+++ Input
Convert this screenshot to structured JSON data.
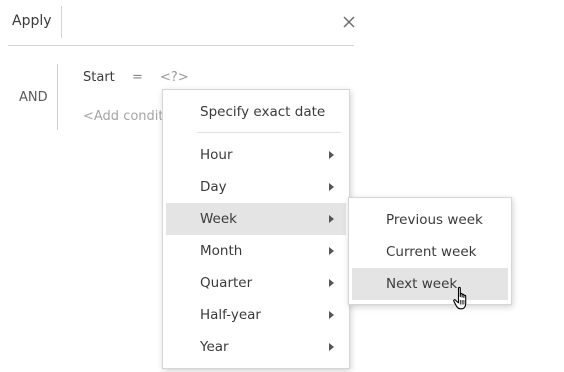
{
  "toolbar": {
    "apply_label": "Apply"
  },
  "filter": {
    "group_operator": "AND",
    "condition": {
      "field": "Start",
      "operator": "=",
      "value": "<?>"
    },
    "add_condition_placeholder": "<Add conditi"
  },
  "date_menu": {
    "exact_date_label": "Specify exact date",
    "items": [
      {
        "label": "Hour"
      },
      {
        "label": "Day"
      },
      {
        "label": "Week"
      },
      {
        "label": "Month"
      },
      {
        "label": "Quarter"
      },
      {
        "label": "Half-year"
      },
      {
        "label": "Year"
      }
    ],
    "highlighted": "Week"
  },
  "week_submenu": {
    "items": [
      {
        "label": "Previous week"
      },
      {
        "label": "Current week"
      },
      {
        "label": "Next week"
      }
    ],
    "highlighted": "Next week"
  },
  "colors": {
    "highlight": "#e4e4e4",
    "border": "#d6d6d6",
    "text": "#3b3b3b",
    "muted_text": "#a5a5a5"
  },
  "icons": [
    "close-icon",
    "submenu-arrow-icon",
    "hand-cursor-icon"
  ]
}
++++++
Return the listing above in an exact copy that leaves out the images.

* _Task output_:
Convert this screenshot to structured JSON data.
{
  "toolbar": {
    "apply_label": "Apply"
  },
  "filter": {
    "group_operator": "AND",
    "condition": {
      "field": "Start",
      "operator": "=",
      "value": "<?>"
    },
    "add_condition_placeholder": "<Add conditi"
  },
  "date_menu": {
    "exact_date_label": "Specify exact date",
    "items": [
      {
        "label": "Hour"
      },
      {
        "label": "Day"
      },
      {
        "label": "Week"
      },
      {
        "label": "Month"
      },
      {
        "label": "Quarter"
      },
      {
        "label": "Half-year"
      },
      {
        "label": "Year"
      }
    ],
    "highlighted": "Week"
  },
  "week_submenu": {
    "items": [
      {
        "label": "Previous week"
      },
      {
        "label": "Current week"
      },
      {
        "label": "Next week"
      }
    ],
    "highlighted": "Next week"
  },
  "colors": {
    "highlight": "#e4e4e4",
    "border": "#d6d6d6",
    "text": "#3b3b3b",
    "muted_text": "#a5a5a5"
  },
  "icons": [
    "close-icon",
    "submenu-arrow-icon",
    "hand-cursor-icon"
  ]
}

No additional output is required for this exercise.